In the Detroit area homeless shelter officials recounted the same story. Cheryl Johnson, administrator of the COTS emergency shelter, told a reporter from the World Socialist Web Site, "We are generally filled year round, but when we have a cold spell like this one we try to squeeze in more people, especially children. Often children, especially if they are small, can sleep with their mothers and provide a little extra room."

LaNeice Jones of the Neighborhood Service Organization commented, "Before the storm we were full. Due to the holidays a lot of people went to shelters, but there was also a fire at the senior citizens' complex that may have added to the number of beds that have been taken."

The Pontiac Rescue Mission, the oldest shelter in suburban Oakland County, has also seen an increase in the number of women and children seeking shelter from the cold. Tuesday night it reached its capacity of 65 women and children. John Davis, a 46-year-old Pontiac man, who lived with family but often walked the streets, was found slumped against a tree early Monday. Davis was rushed to hospital, but pronounced dead. An 86-year-old woman who wandered away from a group home in Troy, Michigan froze to death Monday.

At the height of the storm more than 374,000 Duke Power customers in central and western North Carolina and South Carolina lost electric service as power lines were pulled down by ice and falling trees. In northern Arkansas more than 100,000 people were left without power as the area experienced wind-chill readings of 10 to 20 degrees below zero. More than 40 people were left homeless following a fire in east Baltimore. The blaze destroyed four buildings, as firefighters found it extremely difficult to do their work as water froze immediately and ice hampered their operations.

Nature is blamed for dozens of deaths--as well as the massive inconvenience and suffering, including loss of wages and childcare problems--but the media ignore a basic question: how much of this results from official indifference, neglect and years of cutbacks? Budget conscious state and local governments, as well as profit-making utility companies, make the most minimal provisions for extreme weather.

Detroit is a case in point. The city has an official policy of not plowing residential streets.

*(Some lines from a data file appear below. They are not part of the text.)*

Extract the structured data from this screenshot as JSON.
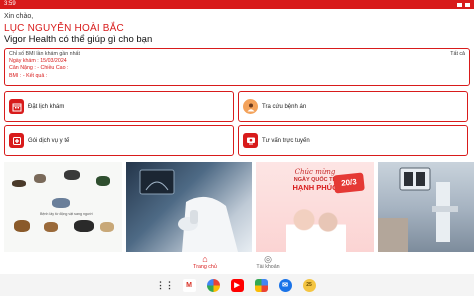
{
  "statusbar": {
    "time": "3:59"
  },
  "greeting": {
    "hello": "Xin chào,",
    "name": "LỤC NGUYỄN HOÀI BẮC",
    "tagline": "Vigor Health có thể giúp gì cho bạn"
  },
  "bmi_card": {
    "title": "Chỉ số BMI lần khám gần nhất",
    "see_all": "Tất cả",
    "exam_date": "Ngày khám : 15/03/2024",
    "weight_height": "Cân Nặng : - Chiều Cao :",
    "bmi_result": "BMI : - Kết quả :"
  },
  "features": [
    {
      "label": "Đặt lịch khám",
      "icon": "calendar-icon"
    },
    {
      "label": "Tra cứu bệnh án",
      "icon": "patient-record-icon"
    },
    {
      "label": "Gói dịch vụ y tế",
      "icon": "medical-package-icon"
    },
    {
      "label": "Tư vấn trực tuyến",
      "icon": "online-consult-icon"
    }
  ],
  "banners": {
    "b1_captions": [
      "Bệnh lây từ động vật sang người"
    ],
    "b3_title": "Chúc mừng",
    "b3_subtitle": "NGÀY QUỐC TẾ",
    "b3_headline": "HẠNH PHÚC",
    "b3_date": "20/3"
  },
  "bottom_nav": [
    {
      "label": "Trang chủ",
      "icon": "home-icon",
      "active": true
    },
    {
      "label": "Tài khoản",
      "icon": "account-icon",
      "active": false
    }
  ],
  "colors": {
    "brand": "#d81b1b"
  }
}
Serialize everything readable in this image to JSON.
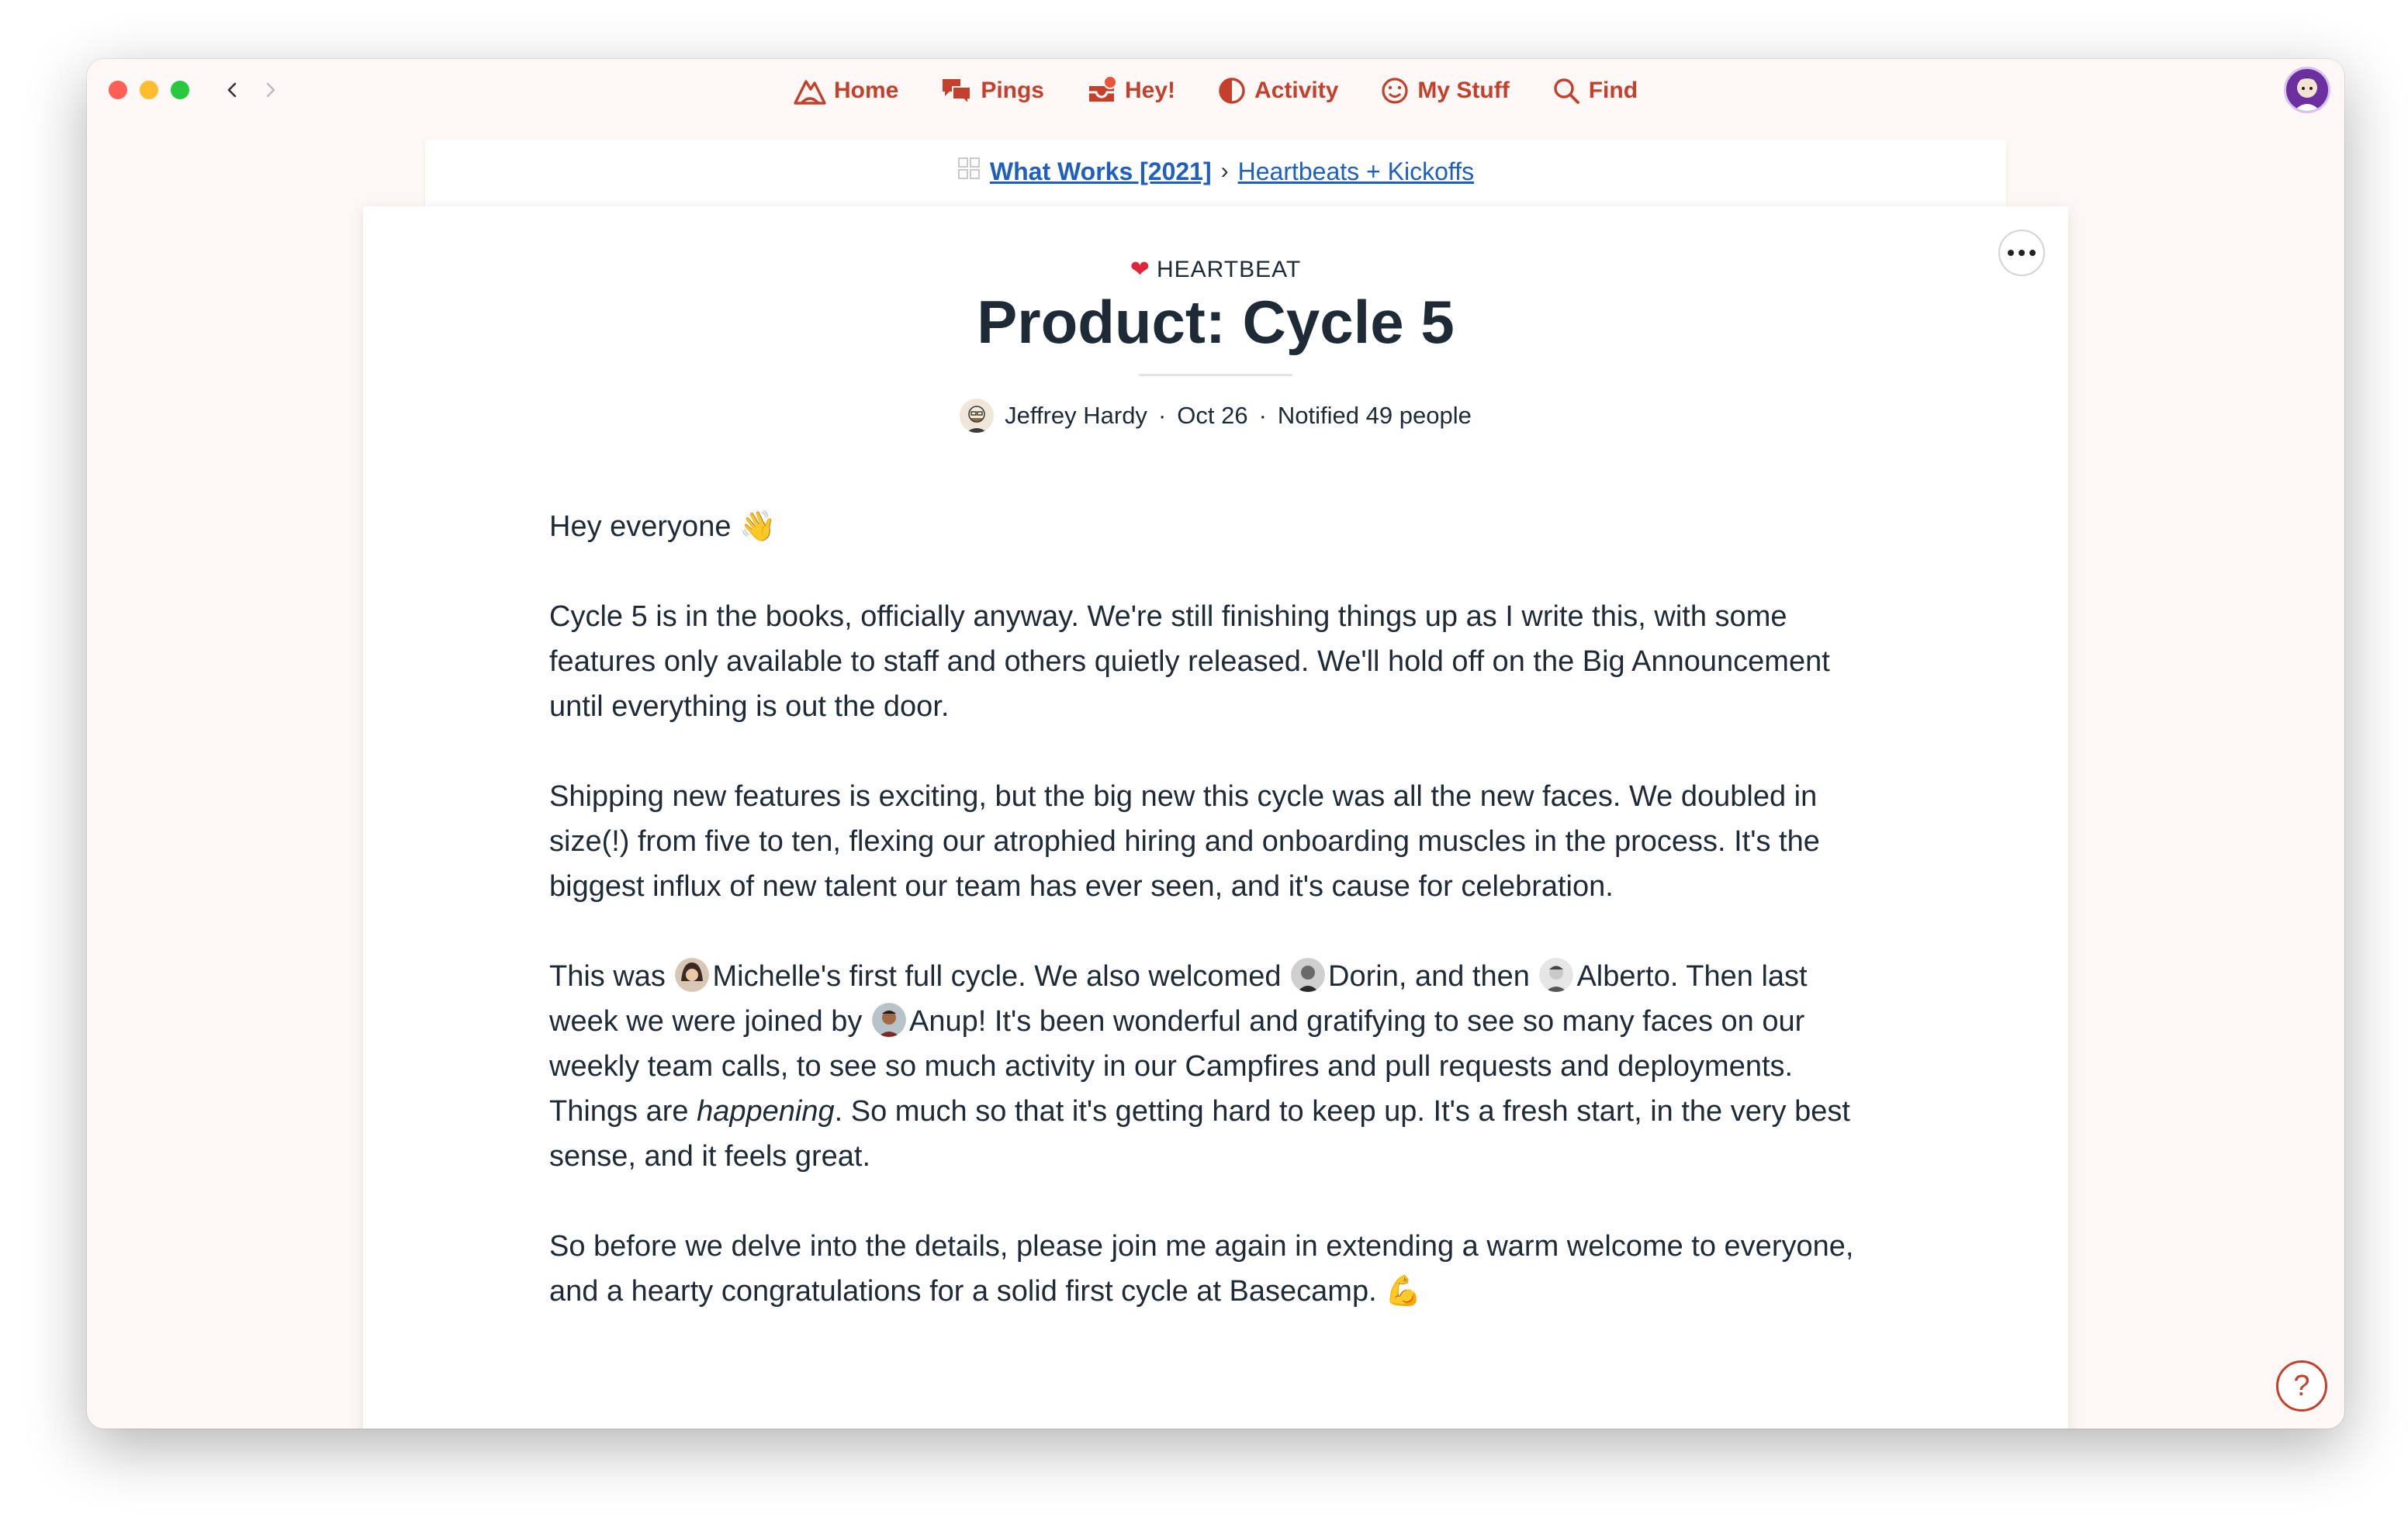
{
  "nav": {
    "home": "Home",
    "pings": "Pings",
    "hey": "Hey!",
    "activity": "Activity",
    "mystuff": "My Stuff",
    "find": "Find"
  },
  "breadcrumb": {
    "project": "What Works [2021]",
    "separator": "›",
    "section": "Heartbeats + Kickoffs"
  },
  "post": {
    "kicker": "HEARTBEAT",
    "title": "Product: Cycle 5",
    "author": "Jeffrey Hardy",
    "date": "Oct 26",
    "notified": "Notified 49 people",
    "dot": "·",
    "greeting": "Hey everyone",
    "p1": "Cycle 5 is in the books, officially anyway. We're still finishing things up as I write this, with some features only available to staff and others quietly released. We'll hold off on the Big Announcement until everything is out the door.",
    "p2": "Shipping new features is exciting, but the big new this cycle was all the new faces. We doubled in size(!) from five to ten, flexing our atrophied hiring and onboarding muscles in the process. It's the biggest influx of new talent our team has ever seen, and it's cause for celebration.",
    "p3a": "This was ",
    "p3b": "Michelle's first full cycle. We also welcomed ",
    "p3c": "Dorin, and then ",
    "p3d": "Alberto. Then last week we were joined by ",
    "p3e": "Anup! It's been wonderful and gratifying to see so many faces on our weekly team calls, to see so much activity in our Campfires and pull requests and deployments. Things are ",
    "p3f": "happening",
    "p3g": ". So much so that it's getting hard to keep up. It's a fresh start, in the very best sense, and it feels great.",
    "p4": "So before we delve into the details, please join me again in extending a warm welcome to everyone, and a hearty congratulations for a solid first cycle at Basecamp.",
    "wave_emoji": "👋",
    "muscle_emoji": "💪"
  },
  "help": "?",
  "colors": {
    "accent": "#c4402c",
    "link": "#1f5fbf",
    "window_bg": "#fdf8f5"
  }
}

The authorities who preside over a city of approximately 1 million people used 59 trucks to clear city streets during the blizzard. Milwaukee, with two-thirds of the population, operated 400, plowing and salting every main and residential street. Chicago used 700 trucks.

Detroit Public Works Director Clyde Dowell defended the city's policies. He told the press, "It's a matter of equipment and manpower. We just don't have the capacity to plow residential streets. Detroit has never been able to deal with plowing residential streets. It would take a huge capital investment."

The wealthy subdivision around Mayor Dennis Archer's mansion, however, was one area that received considerable attention. Dowell defended the action against criticism from residents in nearby snowbound neighborhoods. "We do it because [Archer] is the chief executive officer of this city. Why would you want him blocked in? If he lived somewhere else in the city, we'd plow there."

Deaths in the US due to cold and exposure are part of an international trend. At least 11 people have died in Mexico in January, bringing the death toll in recent weeks to about 100. The northern border states of Coahuila and Nuevo Leon have experienced record low temperatures. Two women died in Nuevo Leon after their natural gas heater broke down while they were sleeping. Two homeless people in the central State of Mexico died after temperatures fell to 16 degrees.

A cold spell in northern India has killed at least 61 homeless people and left hundreds of thousands shivering in unheated houses. The victims were among the thousands who sleep in bus and train stations or on the streets.

Freezing temperatures killed at least 29 people in Europe during the Christmas holidays. Nine people froze to death in Moscow last week, bringing this winter's total to 69. In Hungary, where an estimated 30,000 are homeless, 17 people died over the holiday; the total dead from cold in the country is 76, a new record. In Poland 162 people have died from the weather this winter, most during a cold spell that lasted from mid-November to mid-December.